In yesterday's green issue of the New York Times Magazine Michael Pollan makes a case in his piece titled "Why Bother?" for growing our own food as a way to rein in our global warming emissions. The author of In Defense of Food, The Omnivore's Dilemma, and Botany of Desire says laws and money are simply not enough to make a real difference without personal actions. He's right that each lifestyle change we make—whether commuting by foot, changing a light bulb, or toting a canvas bag— takes us one step closer to demanding massive change.

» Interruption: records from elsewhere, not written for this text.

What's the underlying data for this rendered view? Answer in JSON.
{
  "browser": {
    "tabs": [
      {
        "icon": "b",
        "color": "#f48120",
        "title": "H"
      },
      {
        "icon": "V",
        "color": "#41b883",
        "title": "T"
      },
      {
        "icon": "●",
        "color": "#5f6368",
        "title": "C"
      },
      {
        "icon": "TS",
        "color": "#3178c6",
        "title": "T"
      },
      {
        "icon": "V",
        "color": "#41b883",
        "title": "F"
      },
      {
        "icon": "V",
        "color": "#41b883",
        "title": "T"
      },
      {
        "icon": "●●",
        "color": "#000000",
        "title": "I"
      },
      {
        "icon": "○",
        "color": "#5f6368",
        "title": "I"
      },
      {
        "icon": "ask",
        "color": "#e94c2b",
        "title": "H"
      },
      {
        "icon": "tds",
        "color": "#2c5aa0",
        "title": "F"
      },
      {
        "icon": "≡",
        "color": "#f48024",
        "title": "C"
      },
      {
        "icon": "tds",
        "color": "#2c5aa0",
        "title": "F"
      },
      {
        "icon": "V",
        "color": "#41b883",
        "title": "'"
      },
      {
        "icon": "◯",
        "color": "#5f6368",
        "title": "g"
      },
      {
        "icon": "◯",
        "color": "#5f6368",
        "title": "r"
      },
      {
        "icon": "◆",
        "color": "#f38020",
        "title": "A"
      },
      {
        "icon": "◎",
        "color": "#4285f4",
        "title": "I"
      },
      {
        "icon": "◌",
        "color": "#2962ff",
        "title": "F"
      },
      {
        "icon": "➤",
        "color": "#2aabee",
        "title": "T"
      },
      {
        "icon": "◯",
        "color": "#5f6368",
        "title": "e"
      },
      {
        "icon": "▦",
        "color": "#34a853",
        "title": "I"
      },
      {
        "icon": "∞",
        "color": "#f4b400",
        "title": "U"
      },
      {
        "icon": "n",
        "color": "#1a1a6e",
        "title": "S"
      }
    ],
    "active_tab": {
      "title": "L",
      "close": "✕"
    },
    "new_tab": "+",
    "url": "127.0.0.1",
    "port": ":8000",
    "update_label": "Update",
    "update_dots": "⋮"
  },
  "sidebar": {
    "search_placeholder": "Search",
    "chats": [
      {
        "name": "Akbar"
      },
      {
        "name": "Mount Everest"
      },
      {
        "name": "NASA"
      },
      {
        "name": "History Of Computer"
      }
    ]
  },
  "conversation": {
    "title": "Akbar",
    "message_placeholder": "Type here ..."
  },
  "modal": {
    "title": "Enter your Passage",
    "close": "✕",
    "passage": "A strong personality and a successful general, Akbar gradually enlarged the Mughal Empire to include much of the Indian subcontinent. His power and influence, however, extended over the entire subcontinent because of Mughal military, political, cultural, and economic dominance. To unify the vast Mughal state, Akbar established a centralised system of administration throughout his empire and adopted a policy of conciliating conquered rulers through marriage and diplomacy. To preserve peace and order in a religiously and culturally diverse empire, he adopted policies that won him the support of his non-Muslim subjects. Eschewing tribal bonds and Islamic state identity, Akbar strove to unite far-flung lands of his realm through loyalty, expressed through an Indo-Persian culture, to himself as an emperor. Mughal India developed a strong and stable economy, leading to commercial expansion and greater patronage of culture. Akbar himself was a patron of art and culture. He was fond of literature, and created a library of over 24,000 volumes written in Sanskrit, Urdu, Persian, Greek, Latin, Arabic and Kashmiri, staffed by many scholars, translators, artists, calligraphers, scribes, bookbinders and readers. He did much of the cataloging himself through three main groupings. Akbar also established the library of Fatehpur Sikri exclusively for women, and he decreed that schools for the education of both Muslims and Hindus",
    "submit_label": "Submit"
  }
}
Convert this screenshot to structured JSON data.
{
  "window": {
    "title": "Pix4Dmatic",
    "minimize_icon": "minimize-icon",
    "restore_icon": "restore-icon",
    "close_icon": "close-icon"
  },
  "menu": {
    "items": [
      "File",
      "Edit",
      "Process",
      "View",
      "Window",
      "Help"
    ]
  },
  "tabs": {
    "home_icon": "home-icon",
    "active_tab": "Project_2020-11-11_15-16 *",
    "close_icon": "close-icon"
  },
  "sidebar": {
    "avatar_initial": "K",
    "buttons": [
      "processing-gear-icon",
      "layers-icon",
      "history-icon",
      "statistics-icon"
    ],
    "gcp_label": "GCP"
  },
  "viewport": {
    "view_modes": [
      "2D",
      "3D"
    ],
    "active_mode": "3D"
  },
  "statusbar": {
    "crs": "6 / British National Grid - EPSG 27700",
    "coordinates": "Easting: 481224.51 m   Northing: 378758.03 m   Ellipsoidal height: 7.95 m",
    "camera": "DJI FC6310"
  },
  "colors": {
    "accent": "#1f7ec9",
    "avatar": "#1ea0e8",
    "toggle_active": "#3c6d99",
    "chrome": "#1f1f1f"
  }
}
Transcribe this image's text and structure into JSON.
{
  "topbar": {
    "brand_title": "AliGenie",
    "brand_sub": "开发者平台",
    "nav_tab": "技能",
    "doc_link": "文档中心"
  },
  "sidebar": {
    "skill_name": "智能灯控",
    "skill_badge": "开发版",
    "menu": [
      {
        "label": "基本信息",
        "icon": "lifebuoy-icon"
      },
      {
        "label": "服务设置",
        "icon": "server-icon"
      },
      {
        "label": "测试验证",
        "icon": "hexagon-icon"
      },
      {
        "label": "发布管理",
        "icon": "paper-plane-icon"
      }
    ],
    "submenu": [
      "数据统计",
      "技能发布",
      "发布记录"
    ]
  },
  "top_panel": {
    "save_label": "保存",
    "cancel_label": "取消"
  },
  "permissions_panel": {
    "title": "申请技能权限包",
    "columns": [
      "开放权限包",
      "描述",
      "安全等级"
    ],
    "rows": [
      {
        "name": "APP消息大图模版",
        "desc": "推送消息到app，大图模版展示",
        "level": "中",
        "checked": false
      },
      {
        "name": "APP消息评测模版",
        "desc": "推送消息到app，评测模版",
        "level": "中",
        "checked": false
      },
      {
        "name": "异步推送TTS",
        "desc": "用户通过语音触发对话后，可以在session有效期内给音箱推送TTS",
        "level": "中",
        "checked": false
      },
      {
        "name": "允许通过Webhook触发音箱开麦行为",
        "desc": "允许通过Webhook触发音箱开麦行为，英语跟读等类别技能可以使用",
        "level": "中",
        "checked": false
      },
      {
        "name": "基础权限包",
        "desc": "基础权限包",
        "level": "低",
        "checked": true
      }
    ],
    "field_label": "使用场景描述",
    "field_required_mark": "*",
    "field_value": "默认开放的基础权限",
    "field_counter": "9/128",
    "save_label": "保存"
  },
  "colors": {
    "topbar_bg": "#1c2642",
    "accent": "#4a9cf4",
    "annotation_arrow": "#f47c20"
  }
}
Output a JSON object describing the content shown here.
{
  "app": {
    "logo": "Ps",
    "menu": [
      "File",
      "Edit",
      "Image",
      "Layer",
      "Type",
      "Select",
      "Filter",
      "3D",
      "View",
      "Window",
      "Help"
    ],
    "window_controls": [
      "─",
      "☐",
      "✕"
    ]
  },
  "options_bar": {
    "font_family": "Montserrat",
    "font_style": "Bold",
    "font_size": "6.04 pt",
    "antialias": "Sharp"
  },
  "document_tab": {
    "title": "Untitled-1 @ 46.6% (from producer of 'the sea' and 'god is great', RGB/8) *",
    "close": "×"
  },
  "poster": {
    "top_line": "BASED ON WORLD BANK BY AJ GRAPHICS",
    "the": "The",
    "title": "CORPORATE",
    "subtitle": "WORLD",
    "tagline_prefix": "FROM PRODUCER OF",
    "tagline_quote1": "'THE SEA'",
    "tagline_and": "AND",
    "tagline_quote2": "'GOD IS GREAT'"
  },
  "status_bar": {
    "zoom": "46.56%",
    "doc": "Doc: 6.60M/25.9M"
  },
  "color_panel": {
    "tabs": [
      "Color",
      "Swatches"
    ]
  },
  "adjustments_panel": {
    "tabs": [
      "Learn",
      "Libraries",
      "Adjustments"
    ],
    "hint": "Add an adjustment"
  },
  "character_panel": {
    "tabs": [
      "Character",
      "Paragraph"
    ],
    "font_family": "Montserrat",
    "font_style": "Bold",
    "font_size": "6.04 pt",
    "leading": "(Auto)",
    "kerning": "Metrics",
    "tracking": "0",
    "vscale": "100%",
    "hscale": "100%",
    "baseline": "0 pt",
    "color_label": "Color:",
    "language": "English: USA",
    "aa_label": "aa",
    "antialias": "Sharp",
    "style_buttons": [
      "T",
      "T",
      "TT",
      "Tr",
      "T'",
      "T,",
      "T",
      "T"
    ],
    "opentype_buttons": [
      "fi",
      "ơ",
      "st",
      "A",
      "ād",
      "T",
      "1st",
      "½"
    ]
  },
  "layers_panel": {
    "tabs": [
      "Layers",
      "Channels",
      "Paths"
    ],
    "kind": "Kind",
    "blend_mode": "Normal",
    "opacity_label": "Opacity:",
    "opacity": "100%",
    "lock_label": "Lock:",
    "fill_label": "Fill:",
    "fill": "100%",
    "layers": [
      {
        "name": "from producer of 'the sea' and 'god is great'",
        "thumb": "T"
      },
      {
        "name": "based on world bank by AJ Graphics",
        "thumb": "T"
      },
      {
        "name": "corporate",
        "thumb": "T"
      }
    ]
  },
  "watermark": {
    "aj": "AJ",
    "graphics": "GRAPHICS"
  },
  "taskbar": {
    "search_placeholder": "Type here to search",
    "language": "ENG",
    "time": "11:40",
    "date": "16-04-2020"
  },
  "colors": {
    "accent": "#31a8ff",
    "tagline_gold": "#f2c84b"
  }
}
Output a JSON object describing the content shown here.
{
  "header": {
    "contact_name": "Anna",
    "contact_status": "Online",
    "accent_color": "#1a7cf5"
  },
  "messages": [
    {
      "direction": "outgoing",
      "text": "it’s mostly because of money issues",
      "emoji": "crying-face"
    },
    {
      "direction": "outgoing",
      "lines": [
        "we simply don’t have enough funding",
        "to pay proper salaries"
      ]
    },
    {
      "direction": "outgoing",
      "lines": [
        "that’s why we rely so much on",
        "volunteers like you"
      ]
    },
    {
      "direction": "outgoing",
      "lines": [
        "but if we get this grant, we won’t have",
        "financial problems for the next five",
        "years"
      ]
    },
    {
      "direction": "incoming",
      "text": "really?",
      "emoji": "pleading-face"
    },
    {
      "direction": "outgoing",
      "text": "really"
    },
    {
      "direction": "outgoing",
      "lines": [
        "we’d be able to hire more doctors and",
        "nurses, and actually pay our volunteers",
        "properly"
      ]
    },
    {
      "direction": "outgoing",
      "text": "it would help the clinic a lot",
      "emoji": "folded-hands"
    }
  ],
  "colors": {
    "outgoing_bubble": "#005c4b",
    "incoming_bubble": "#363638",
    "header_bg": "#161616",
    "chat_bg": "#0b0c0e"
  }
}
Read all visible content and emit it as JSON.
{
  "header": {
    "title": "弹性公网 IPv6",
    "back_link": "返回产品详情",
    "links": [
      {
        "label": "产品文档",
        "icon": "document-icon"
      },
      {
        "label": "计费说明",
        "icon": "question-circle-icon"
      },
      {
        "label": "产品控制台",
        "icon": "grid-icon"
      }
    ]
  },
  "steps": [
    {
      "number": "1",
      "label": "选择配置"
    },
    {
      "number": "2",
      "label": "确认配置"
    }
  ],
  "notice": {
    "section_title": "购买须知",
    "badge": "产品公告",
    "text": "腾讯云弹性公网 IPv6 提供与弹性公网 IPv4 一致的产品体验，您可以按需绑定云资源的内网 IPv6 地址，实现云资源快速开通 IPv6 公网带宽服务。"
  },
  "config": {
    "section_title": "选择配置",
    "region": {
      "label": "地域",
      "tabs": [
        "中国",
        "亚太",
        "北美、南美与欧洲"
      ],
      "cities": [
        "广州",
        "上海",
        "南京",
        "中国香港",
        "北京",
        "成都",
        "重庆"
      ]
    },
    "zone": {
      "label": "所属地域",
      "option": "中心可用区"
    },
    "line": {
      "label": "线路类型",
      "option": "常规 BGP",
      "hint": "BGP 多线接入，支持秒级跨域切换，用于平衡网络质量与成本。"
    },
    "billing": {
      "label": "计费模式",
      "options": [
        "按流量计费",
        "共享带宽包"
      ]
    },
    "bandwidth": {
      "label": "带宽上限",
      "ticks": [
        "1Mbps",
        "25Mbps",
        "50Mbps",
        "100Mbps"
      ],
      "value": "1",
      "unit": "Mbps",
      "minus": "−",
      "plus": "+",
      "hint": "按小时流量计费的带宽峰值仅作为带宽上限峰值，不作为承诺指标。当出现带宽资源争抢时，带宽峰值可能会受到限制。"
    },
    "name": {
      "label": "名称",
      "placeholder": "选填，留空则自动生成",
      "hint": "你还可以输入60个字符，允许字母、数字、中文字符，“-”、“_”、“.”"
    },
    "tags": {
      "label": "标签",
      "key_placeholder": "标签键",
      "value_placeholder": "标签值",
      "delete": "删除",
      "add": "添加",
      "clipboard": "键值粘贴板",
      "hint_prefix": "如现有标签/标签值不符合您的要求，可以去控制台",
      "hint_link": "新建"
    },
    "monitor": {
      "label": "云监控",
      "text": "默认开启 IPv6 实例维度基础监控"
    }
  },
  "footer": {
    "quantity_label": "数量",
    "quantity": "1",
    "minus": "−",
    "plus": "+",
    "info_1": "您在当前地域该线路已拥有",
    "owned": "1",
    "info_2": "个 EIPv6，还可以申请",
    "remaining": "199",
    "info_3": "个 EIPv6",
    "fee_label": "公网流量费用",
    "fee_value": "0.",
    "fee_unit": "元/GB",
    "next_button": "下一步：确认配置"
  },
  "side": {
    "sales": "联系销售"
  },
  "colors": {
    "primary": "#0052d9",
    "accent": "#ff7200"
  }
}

But I have to ask: If we only have maybe eight years left to cut global warming emissions and head off disaster, do we have time for everyone to take baby steps to their lawmakers' doorsteps?
I only read Pollan's article today because I was busy in my garden all weekend, happily unplugged and readying my planting beds for a productive summer. These personal steps felt great, but let's not underestimate the power of a visionary leader who says we're going to boldly tackle this climate change problem as if he (or she) were John F. Kennedy announcing the Apollo Project to send a man to the moon. (Check out the book "Apollo's Fire.)
Remember what Kennedy said on May 25, 1961? "First, I believe that this nation should commit itself to achieving the goal, before this decade is out, of landing a man on the Moon and returning him safely to the Earth. No single space project in this period will be more impressive to mankind, or more important in the long-range exploration of space; and none will be so difficult or expensive to accomplish."
The Apollo program changed our lives, and spurred major advances in all fields of research, including telecommunications, aviation, and computers. What if our next president were to make the same kind of declaration about global warming? What might our future be like then?